The Battle for Ocean Supremacy

Michael Phelps Races Great White Shark


Sharks are one of the fastest and most efficient predators on the planet. And with 39 world records and 23 Olympic golds, Michael Phelps is the greatest champion to ever get in the water… But he has one competition left to win.

In an event so monumental no one has ever attempted it before, the world’s most decorated athlete takes on the ocean’s most efficient predator in PHELPS VS. SHARK: GREAT GOLD VS. GREAT WHITE, kicking off Shark Sunday, July 23 at 8p.m. ET | 5 p.m. PT

When Phelps was asked if he would consider coming out of retirement to race a great white, he immediately accepted the challenge.

“I'm probably like one of the biggest nerds for like sharks, ever.  I love animals so much. To me, this is a true dream come true and something I've always wanted to do. So, when I had the opportunity to get in the water with, whether it was a great white or a hammer, for me, I was the first one that wanted my hand out,” says Phelps.

A huge fan of Shark Week, Phelps never imagined he would get to be part of it someday.

“Having the chance to be on it, I think was a great opportunity for me, not only to learn more about sharks, but also do something that I've always wanted to do,” says Phelps.

Phelps has tremendous respect for sharks and he hopes his participation in this year’s Shark Week will bring more awareness and shed new light on understanding the elusive specie.

“You know the circle of life and trying to preserve them and leave them in their wildlife is something that we all have to always keep in the back of our mind and continue to do our best to try to make sure that we're not harming these animals,” says Phelps.
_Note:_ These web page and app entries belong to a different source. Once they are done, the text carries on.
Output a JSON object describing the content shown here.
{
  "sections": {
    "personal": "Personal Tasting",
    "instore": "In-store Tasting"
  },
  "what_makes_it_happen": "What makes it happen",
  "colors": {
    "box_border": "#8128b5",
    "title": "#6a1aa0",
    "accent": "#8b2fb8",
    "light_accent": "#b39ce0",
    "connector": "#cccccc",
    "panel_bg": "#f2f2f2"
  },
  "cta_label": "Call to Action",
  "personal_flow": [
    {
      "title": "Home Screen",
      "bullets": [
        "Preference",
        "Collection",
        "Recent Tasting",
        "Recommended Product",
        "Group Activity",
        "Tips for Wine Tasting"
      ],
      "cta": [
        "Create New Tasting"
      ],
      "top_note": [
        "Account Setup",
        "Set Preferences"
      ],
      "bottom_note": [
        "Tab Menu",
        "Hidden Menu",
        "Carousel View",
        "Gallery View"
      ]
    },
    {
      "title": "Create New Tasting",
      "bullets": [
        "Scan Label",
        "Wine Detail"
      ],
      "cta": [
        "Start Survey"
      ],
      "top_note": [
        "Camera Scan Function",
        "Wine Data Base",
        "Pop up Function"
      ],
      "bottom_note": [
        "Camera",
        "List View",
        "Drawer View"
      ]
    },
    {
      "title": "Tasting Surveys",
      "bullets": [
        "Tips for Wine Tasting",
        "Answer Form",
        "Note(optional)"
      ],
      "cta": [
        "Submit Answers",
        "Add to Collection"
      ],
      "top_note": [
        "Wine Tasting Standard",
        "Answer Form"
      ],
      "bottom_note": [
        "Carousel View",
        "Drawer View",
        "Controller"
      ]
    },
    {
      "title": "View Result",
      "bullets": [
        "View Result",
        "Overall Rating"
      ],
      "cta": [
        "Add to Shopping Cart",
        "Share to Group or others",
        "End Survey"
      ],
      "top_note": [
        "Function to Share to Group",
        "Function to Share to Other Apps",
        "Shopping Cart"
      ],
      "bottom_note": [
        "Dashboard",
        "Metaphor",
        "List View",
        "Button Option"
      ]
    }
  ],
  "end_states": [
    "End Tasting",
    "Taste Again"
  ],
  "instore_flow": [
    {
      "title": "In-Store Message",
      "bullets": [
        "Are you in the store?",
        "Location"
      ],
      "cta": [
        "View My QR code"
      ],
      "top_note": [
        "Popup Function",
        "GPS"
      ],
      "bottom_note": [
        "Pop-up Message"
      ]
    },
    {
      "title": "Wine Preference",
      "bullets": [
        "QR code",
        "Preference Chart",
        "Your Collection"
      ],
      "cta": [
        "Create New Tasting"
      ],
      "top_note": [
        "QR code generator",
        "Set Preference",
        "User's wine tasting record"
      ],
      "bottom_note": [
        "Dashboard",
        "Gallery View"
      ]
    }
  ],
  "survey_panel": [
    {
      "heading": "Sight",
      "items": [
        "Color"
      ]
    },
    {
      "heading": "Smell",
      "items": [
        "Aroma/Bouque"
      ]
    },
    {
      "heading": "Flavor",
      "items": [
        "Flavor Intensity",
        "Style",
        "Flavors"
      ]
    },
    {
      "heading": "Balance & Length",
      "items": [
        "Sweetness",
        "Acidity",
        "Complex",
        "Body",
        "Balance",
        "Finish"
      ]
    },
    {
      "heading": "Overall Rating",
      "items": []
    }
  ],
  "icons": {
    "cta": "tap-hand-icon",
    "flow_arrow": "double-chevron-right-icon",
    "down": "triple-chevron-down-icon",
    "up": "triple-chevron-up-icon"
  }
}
The Battle for Ocean Supremacy

“A shark doesn't want to attack us, it’s now them trying to see what you are, and, you know, what you're doing.  It's basically us on land, you know, they are the, I guess, the number one animal in the ocean.  And, they do everything day to day to survive.”

Despite all that, many think he’s crazy for getting in the water to race a shark off the coast of Cape Town. How could this possibly be safe?

“I mean, yes, we were in open water and I was completely safe and felt at ease.  Besides the cold water part of it, I mean we had 15 divers underneath me,” says Phelps.

Surprisingly, getting in the murky waters of Cape Town wasn’t what Phelps feared the most.

“The biggest thing for me, you could see how focused I was on trying to prepare myself for the cold water that was right in front of me, that I was getting ready to dive into.  Because 55 degrees and 80 degrees are so different, and it is so much colder,” says Phelps.

The Battle for Ocean Supremacy
Photo Credit: Discovery Channel

As for the specifics of the race, Phelps doesn’t want to give away too many details.

“I was able to have a specially designed fin to help me kick and move through the water almost like a shark and almost like a lot of the fish that we have in the sea,” says Phelps.

“For me, being a swimmer, obviously, I know how fast I can swim a hundred meters.  And I wanted to see how I would stack up against whether a white shark or four other sharks that are in the ocean.”
The race is on! Sunday, July 23 at 8 p.m. ET | 5 p.m. PT